■ WHAT THE EXERCISE ASKS
Would you write out the entries below, every one of them, exactly?

Source records
|---|

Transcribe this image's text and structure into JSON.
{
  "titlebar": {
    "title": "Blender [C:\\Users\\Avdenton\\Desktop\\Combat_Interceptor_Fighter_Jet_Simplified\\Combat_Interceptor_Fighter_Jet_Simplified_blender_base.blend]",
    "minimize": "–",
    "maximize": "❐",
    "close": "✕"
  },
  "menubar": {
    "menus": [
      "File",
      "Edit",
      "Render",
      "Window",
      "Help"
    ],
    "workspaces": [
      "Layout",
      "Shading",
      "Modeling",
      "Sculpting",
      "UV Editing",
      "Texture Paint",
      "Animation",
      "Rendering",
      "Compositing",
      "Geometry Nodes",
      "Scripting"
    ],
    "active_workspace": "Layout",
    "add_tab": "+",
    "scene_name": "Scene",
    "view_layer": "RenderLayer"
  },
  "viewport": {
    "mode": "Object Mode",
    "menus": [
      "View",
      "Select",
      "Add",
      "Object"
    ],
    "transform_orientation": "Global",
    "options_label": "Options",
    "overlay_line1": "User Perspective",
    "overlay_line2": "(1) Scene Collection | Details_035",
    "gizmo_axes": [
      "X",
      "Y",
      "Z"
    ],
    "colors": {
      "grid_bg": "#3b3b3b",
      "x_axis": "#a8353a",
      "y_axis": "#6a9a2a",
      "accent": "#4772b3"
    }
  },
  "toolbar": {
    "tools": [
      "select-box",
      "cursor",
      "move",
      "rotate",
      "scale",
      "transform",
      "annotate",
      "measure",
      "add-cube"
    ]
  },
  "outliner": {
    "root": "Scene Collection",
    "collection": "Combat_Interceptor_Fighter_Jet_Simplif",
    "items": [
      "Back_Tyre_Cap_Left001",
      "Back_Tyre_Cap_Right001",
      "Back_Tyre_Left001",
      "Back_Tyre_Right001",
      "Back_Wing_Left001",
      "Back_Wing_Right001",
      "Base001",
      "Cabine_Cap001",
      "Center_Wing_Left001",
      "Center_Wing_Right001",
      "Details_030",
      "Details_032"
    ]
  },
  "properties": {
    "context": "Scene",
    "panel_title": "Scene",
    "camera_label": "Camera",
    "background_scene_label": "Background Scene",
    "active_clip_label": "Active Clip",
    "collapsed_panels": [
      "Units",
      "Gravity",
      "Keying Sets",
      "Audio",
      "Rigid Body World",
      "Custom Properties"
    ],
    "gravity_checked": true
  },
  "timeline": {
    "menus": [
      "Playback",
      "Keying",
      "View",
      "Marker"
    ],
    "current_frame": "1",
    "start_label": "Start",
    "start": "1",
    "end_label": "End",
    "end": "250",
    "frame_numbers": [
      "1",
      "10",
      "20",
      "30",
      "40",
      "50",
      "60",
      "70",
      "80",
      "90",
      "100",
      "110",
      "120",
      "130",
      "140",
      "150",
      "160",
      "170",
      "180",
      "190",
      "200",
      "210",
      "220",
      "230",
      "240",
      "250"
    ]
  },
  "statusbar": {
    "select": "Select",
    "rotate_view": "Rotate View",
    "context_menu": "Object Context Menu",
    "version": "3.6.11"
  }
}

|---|

■ TASK RESPONSE
Transcribe this image's text and structure into JSON.
{
  "titlebar": {
    "title": "Blender [C:\\Users\\Avdenton\\Desktop\\Combat_Interceptor_Fighter_Jet_Simplified\\Combat_Interceptor_Fighter_Jet_Simplified_blender_base.blend]",
    "minimize": "–",
    "maximize": "❐",
    "close": "✕"
  },
  "menubar": {
    "menus": [
      "File",
      "Edit",
      "Render",
      "Window",
      "Help"
    ],
    "workspaces": [
      "Layout",
      "Shading",
      "Modeling",
      "Sculpting",
      "UV Editing",
      "Texture Paint",
      "Animation",
      "Rendering",
      "Compositing",
      "Geometry Nodes",
      "Scripting"
    ],
    "active_workspace": "Layout",
    "add_tab": "+",
    "scene_name": "Scene",
    "view_layer": "RenderLayer"
  },
  "viewport": {
    "mode": "Object Mode",
    "menus": [
      "View",
      "Select",
      "Add",
      "Object"
    ],
    "transform_orientation": "Global",
    "options_label": "Options",
    "overlay_line1": "User Perspective",
    "overlay_line2": "(1) Scene Collection | Details_035",
    "gizmo_axes": [
      "X",
      "Y",
      "Z"
    ],
    "colors": {
      "grid_bg": "#3b3b3b",
      "x_axis": "#a8353a",
      "y_axis": "#6a9a2a",
      "accent": "#4772b3"
    }
  },
  "toolbar": {
    "tools": [
      "select-box",
      "cursor",
      "move",
      "rotate",
      "scale",
      "transform",
      "annotate",
      "measure",
      "add-cube"
    ]
  },
  "outliner": {
    "root": "Scene Collection",
    "collection": "Combat_Interceptor_Fighter_Jet_Simplif",
    "items": [
      "Back_Tyre_Cap_Left001",
      "Back_Tyre_Cap_Right001",
      "Back_Tyre_Left001",
      "Back_Tyre_Right001",
      "Back_Wing_Left001",
      "Back_Wing_Right001",
      "Base001",
      "Cabine_Cap001",
      "Center_Wing_Left001",
      "Center_Wing_Right001",
      "Details_030",
      "Details_032"
    ]
  },
  "properties": {
    "context": "Scene",
    "panel_title": "Scene",
    "camera_label": "Camera",
    "background_scene_label": "Background Scene",
    "active_clip_label": "Active Clip",
    "collapsed_panels": [
      "Units",
      "Gravity",
      "Keying Sets",
      "Audio",
      "Rigid Body World",
      "Custom Properties"
    ],
    "gravity_checked": true
  },
  "timeline": {
    "menus": [
      "Playback",
      "Keying",
      "View",
      "Marker"
    ],
    "current_frame": "1",
    "start_label": "Start",
    "start": "1",
    "end_label": "End",
    "end": "250",
    "frame_numbers": [
      "1",
      "10",
      "20",
      "30",
      "40",
      "50",
      "60",
      "70",
      "80",
      "90",
      "100",
      "110",
      "120",
      "130",
      "140",
      "150",
      "160",
      "170",
      "180",
      "190",
      "200",
      "210",
      "220",
      "230",
      "240",
      "250"
    ]
  },
  "statusbar": {
    "select": "Select",
    "rotate_view": "Rotate View",
    "context_menu": "Object Context Menu",
    "version": "3.6.11"
  }
}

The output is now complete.